Biden lawyers defend COVID-19 eviction ban at US Supreme Court

Landlords argue the ban is illegal and renew request the US high court toss out Biden’s order.

The US Supreme Court is being asked to decide whether a CDC order preventing people from being kicked out of their homes in the midst of the COVID-19 outbreak is legal [File: Erin Scott/Reuters]

Lawyers for President Joe Biden’s administration have asked the US Supreme Court to keep in place a federal prohibition on evictions, designed to curb the spread of the coronavirus, while justices consider a constitutional challenge by landlord groups to the ban’s legality.

In a court filing on Monday, US Justice Department lawyers said the Centers for Disease Control and Prevention (CDC) acted within its lawful authority earlier this month when it renewed a federal moratorium on kicking people out of their homes during the coronavirus pandemic.

Groups representing landlords have sought to lift the moratorium, pointing out that even Biden administration officials have conceded it may not be lawful.

The CDC first issued an eviction moratorium in September 2020, with agency officials saying the policy was needed to combat the spread of COVID-19 and prevent homelessness during the pandemic.

Realtor groups in Alabama and Georgia were among those challenging the moratorium.

Roughly 3.5 million people in the US face eviction in the next two months, according to the Census Bureau’s Household Pulse Survey.

The CDC ban had lapsed at the end of July but was renewed through October 3 by the Biden administration after an outcry among Democratic lawmakers.

Biden had initially said congressional action was needed to renew the moratorium, but his administration reversed course and issued a narrower rule applying to locales with the highest COVID-19 transmission rates.

Landlords say they have suffered financially due to various state, local and federal moratoriums in place since last year.

“Without rent, we’re out of business,” said Gary Zaremba, an apartment building owner in New York City.
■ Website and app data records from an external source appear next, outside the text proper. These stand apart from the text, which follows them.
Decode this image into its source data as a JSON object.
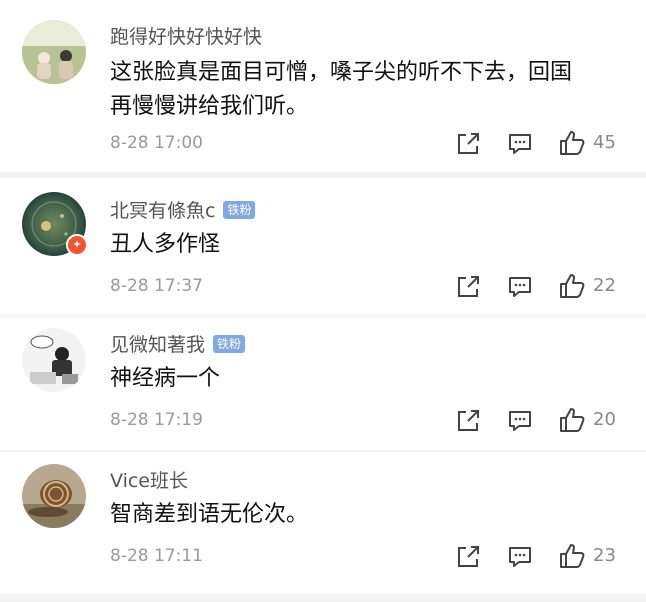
{
  "comments": [
    {
      "username": "跑得好快好快好快",
      "badge": "",
      "text_line1": "这张脸真是面目可憎，嗓子尖的听不下去，回国",
      "text_line2": "再慢慢讲给我们听。",
      "time": "8-28 17:00",
      "likes": "45"
    },
    {
      "username": "北冥有條魚c",
      "badge": "铁粉",
      "text_line1": "丑人多作怪",
      "time": "8-28 17:37",
      "likes": "22"
    },
    {
      "username": "见微知著我",
      "badge": "铁粉",
      "text_line1": "神经病一个",
      "time": "8-28 17:19",
      "likes": "20"
    },
    {
      "username": "Vice班长",
      "badge": "",
      "text_line1": "智商差到语无伦次。",
      "time": "8-28 17:11",
      "likes": "23"
    }
  ],
  "icons": {
    "share": "share-icon",
    "comment": "comment-icon",
    "like": "thumbs-up-icon"
  },
  "colors": {
    "badge": "#7fa8e6",
    "avatar_badge": "#f0552e"
  }
}
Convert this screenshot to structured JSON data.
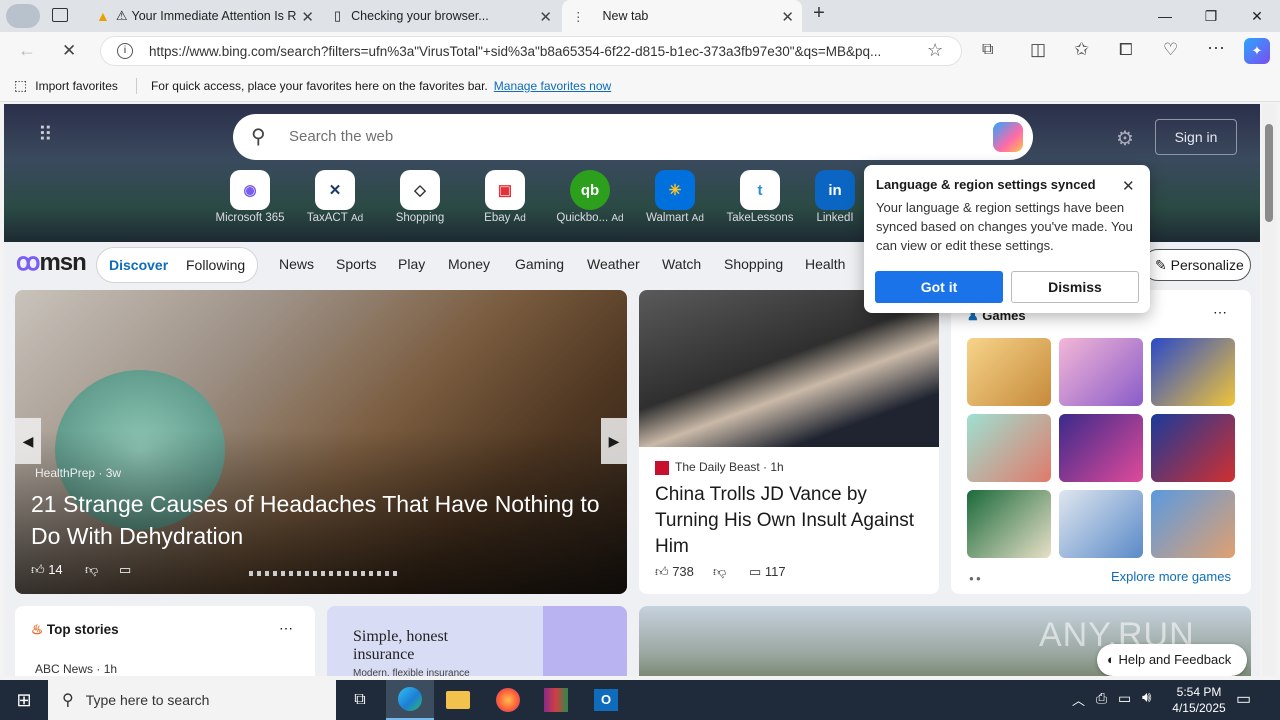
{
  "browser": {
    "tabs": [
      {
        "title": "Your Immediate Attention Is R"
      },
      {
        "title": "Checking your browser..."
      },
      {
        "title": "New tab"
      }
    ],
    "new_tab": "+",
    "url": "https://www.bing.com/search?filters=ufn%3a\"VirusTotal\"+sid%3a\"b8a65354-6f22-d815-b1ec-373a3fb97e30\"&qs=MB&pq...",
    "favorites_bar": {
      "import": "Import favorites",
      "hint": "For quick access, place your favorites here on the favorites bar.",
      "manage_link": "Manage favorites now"
    }
  },
  "msn": {
    "search_placeholder": "Search the web",
    "sign_in": "Sign in",
    "quick_links": [
      {
        "label": "Microsoft 365",
        "ad": false,
        "glyph": "◉"
      },
      {
        "label": "TaxACT",
        "ad": true,
        "glyph": "✕"
      },
      {
        "label": "Shopping",
        "ad": false,
        "glyph": "◇"
      },
      {
        "label": "Ebay",
        "ad": true,
        "glyph": "▣"
      },
      {
        "label": "Quickbo...",
        "ad": true,
        "glyph": "qb"
      },
      {
        "label": "Walmart",
        "ad": true,
        "glyph": "✳"
      },
      {
        "label": "TakeLessons",
        "ad": false,
        "glyph": "t"
      },
      {
        "label": "LinkedI",
        "ad": false,
        "glyph": "in"
      }
    ],
    "ad_tag": "Ad",
    "logo": "msn",
    "pills": [
      "Discover",
      "Following"
    ],
    "nav": [
      "News",
      "Sports",
      "Play",
      "Money",
      "Gaming",
      "Weather",
      "Watch",
      "Shopping",
      "Health"
    ],
    "personalize": "Personalize",
    "hero_story": {
      "source": "HealthPrep",
      "age": "3w",
      "headline": "21 Strange Causes of Headaches That Have Nothing to Do With Dehydration",
      "likes": "14"
    },
    "side_story": {
      "source": "The Daily Beast",
      "age": "1h",
      "headline": "China Trolls JD Vance by Turning His Own Insult Against Him",
      "likes": "738",
      "comments": "117"
    },
    "games": {
      "title": "Games",
      "more": "Explore more games"
    },
    "top_stories": {
      "title": "Top stories",
      "first_source": "ABC News",
      "first_age": "1h"
    },
    "ad_card": {
      "headline": "Simple, honest insurance",
      "sub": "Modern, flexible insurance"
    },
    "feedback": "Help and Feedback"
  },
  "popup": {
    "title": "Language & region settings synced",
    "body": "Your language & region settings have been synced based on changes you've made. You can view or edit these settings.",
    "got_it": "Got it",
    "dismiss": "Dismiss"
  },
  "taskbar": {
    "search_placeholder": "Type here to search",
    "time": "5:54 PM",
    "date": "4/15/2025"
  },
  "colors": {
    "accent": "#0f6cbd",
    "got_it": "#1a73e8",
    "taskbar": "#1f2b3a"
  },
  "watermark": "ANY.RUN"
}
A landlord knocks on an apartment door as he checks in with tenants to discuss building maintenance at one of his properties in New York City [John Minchillo/AP Photo]

The current moratorium, due to expire in October, covers nearly 92 percent of US counties, but that could change based on COVID-19 conditions.

The US government, meanwhile, is providing $46.5bn in financial aid to localities for distribution to landlords and tenants who have not been able to pay their bills during the pandemic.

A federal appeals court on August 20 said the CDC pause on evictions can remain in place for now, setting up a battle before the nation’s highest court.

A three-judge panel of the US Court of Appeals for the District of Columbia rejected a bid by Alabama and Georgia landlords to block the eviction moratorium reinstated by the CDC earlier this month.

The landlords filed an emergency motion hours later with the Supreme Court, urging the justices to allow evictions to proceed.

“As five Members of this court indicated less than two months ago, Congress never gave the CDC the staggering amount of power it claims,” lawyers for the landlords said in a filing.

A lower court judge earlier this month agreed that the freeze is illegal, but rejected the landlords’ request to lift the moratorium, saying her hands were tied by an appellate decision from the last time courts considered the eviction moratorium.

White House Press Secretary Jen Psaki said in a statement that the rise of the Delta variant made the continuing moratorium “vitally important” and she praised the appeals court decision.

Source: News Agencies